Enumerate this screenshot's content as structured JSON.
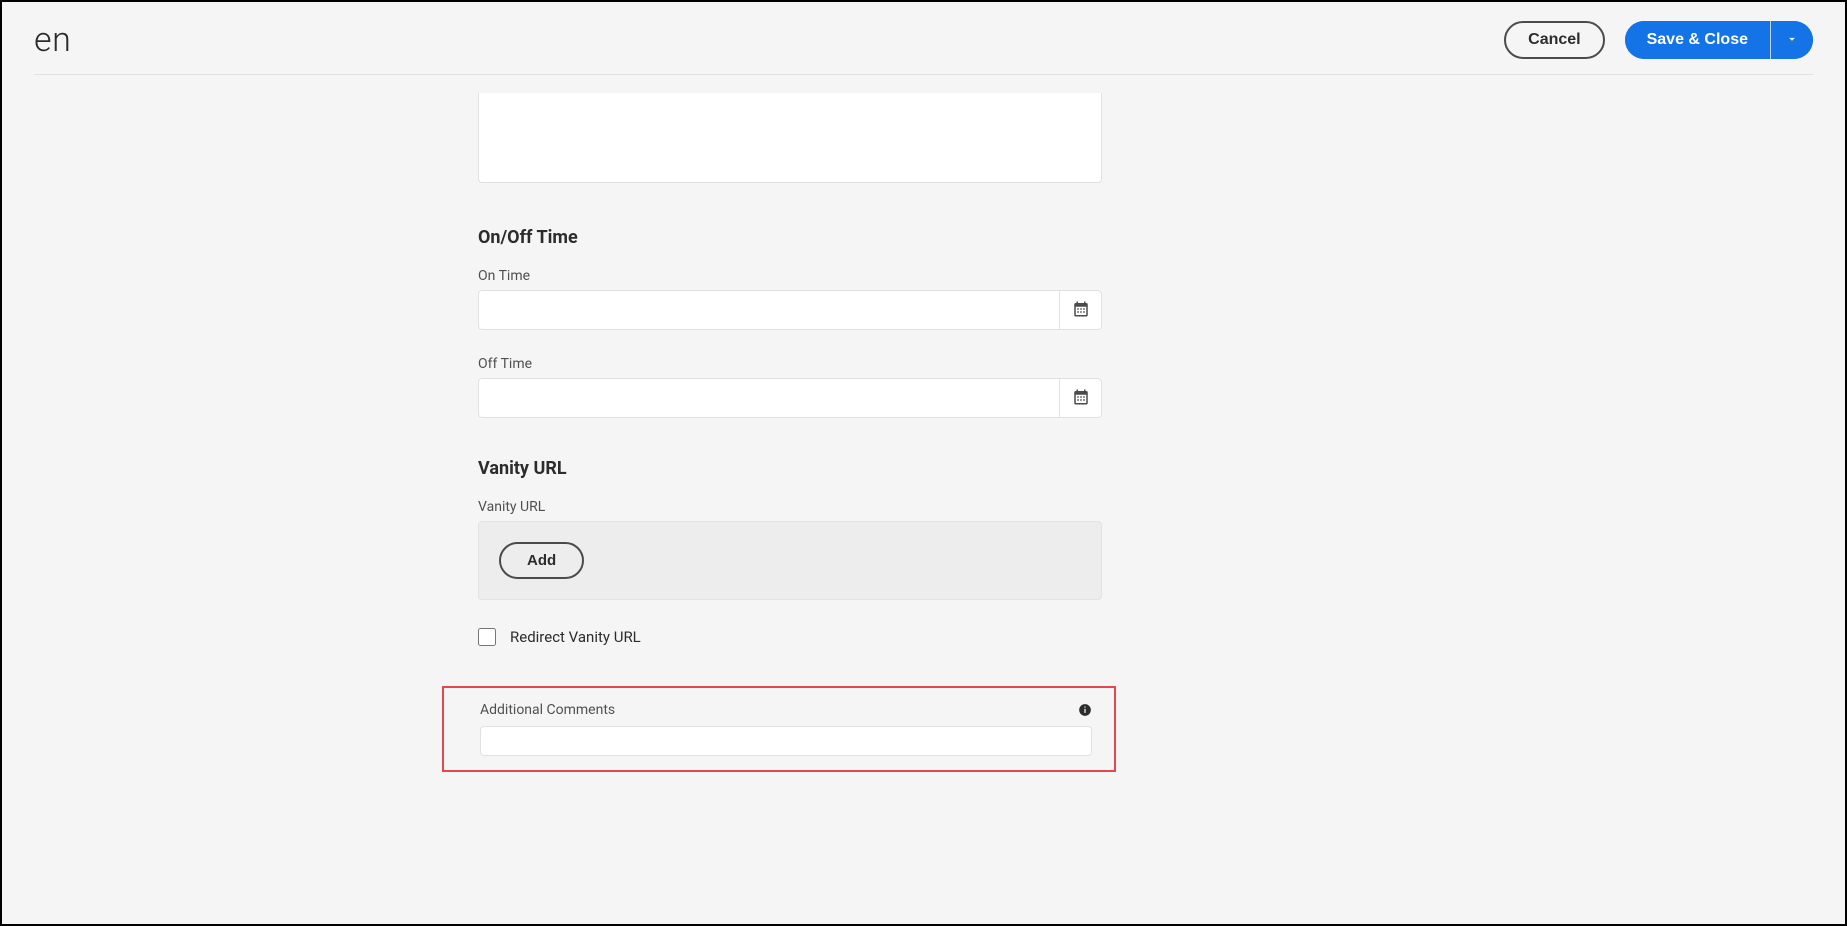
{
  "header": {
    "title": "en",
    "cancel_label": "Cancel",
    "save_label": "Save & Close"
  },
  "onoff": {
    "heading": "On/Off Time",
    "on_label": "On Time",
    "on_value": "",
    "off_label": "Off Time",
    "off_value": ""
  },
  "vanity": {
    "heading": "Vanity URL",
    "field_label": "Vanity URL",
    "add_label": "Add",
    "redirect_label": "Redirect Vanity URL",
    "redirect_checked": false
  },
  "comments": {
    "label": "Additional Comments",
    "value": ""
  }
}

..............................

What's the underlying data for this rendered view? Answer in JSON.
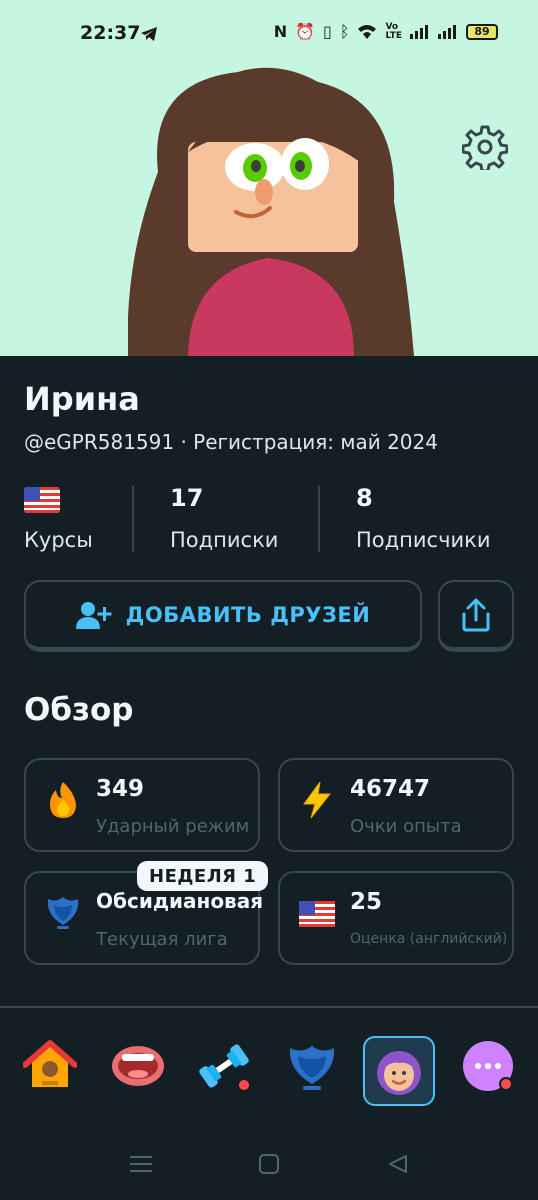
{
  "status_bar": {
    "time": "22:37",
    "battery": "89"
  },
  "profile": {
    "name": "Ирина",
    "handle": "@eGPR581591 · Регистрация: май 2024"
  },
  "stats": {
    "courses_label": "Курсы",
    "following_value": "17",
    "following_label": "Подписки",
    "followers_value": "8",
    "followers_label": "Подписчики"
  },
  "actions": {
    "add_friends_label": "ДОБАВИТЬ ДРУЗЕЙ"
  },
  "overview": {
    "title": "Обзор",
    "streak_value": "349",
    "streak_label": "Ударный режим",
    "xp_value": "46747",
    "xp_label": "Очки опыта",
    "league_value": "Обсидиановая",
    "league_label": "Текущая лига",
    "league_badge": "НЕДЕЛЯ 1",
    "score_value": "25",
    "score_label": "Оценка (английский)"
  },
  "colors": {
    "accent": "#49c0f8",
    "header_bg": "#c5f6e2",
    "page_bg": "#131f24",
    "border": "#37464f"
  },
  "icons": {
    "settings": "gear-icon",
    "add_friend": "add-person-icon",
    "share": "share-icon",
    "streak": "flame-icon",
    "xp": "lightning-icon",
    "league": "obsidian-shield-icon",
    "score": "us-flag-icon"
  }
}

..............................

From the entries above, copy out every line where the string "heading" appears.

* _ANSWER BOX_:
    "heading": "On/Off Time",
    "heading": "Vanity URL",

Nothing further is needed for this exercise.